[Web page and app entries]
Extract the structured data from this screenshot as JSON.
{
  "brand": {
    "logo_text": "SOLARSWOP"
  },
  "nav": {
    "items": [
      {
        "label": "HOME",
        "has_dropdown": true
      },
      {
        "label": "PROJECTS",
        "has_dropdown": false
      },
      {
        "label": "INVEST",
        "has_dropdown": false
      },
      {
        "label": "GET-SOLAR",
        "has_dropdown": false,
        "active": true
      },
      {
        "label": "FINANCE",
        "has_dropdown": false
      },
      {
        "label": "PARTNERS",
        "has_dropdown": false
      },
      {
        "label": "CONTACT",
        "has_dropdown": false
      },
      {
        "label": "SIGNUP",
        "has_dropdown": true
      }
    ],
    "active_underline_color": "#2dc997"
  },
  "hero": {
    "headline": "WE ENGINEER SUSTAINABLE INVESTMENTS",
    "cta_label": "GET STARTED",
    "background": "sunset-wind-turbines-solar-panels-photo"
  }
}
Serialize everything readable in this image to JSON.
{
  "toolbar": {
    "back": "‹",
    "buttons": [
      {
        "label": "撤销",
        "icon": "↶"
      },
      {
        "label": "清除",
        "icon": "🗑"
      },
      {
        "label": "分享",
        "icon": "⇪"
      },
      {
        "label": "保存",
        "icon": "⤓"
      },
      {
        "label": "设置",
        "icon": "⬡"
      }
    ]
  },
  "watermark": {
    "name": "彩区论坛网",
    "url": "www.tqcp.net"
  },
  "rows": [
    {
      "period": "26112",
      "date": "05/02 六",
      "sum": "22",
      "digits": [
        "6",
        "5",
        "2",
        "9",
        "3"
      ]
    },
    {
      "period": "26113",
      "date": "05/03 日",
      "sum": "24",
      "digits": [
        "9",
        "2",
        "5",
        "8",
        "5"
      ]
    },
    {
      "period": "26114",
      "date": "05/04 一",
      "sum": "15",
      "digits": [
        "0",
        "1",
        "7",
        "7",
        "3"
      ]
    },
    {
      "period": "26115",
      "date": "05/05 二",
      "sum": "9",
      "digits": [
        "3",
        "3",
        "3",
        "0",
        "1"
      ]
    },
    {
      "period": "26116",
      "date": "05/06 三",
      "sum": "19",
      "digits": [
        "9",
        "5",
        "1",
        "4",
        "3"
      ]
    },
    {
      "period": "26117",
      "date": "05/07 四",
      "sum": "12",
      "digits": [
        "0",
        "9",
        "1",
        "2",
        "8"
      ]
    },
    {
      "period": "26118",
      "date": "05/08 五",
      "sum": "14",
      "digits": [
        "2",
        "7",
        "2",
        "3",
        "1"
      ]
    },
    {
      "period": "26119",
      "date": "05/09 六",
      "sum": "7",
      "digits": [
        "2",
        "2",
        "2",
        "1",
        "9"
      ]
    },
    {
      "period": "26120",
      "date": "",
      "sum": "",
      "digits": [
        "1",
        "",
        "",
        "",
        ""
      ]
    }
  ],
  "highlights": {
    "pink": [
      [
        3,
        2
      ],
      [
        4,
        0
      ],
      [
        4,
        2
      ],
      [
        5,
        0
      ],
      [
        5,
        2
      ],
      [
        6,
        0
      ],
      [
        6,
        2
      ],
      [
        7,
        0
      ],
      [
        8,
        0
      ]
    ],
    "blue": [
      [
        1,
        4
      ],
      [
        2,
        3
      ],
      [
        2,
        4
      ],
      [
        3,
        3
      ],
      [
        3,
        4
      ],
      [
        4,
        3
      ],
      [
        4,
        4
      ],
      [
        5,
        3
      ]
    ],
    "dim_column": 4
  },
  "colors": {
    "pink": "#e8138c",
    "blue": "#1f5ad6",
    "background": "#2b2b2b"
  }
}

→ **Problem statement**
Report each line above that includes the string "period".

→ **Response below**
      "period": "26112",
      "period": "26113",
      "period": "26114",
      "period": "26115",
      "period": "26116",
      "period": "26117",
      "period": "26118",
      "period": "26119",
      "period": "26120",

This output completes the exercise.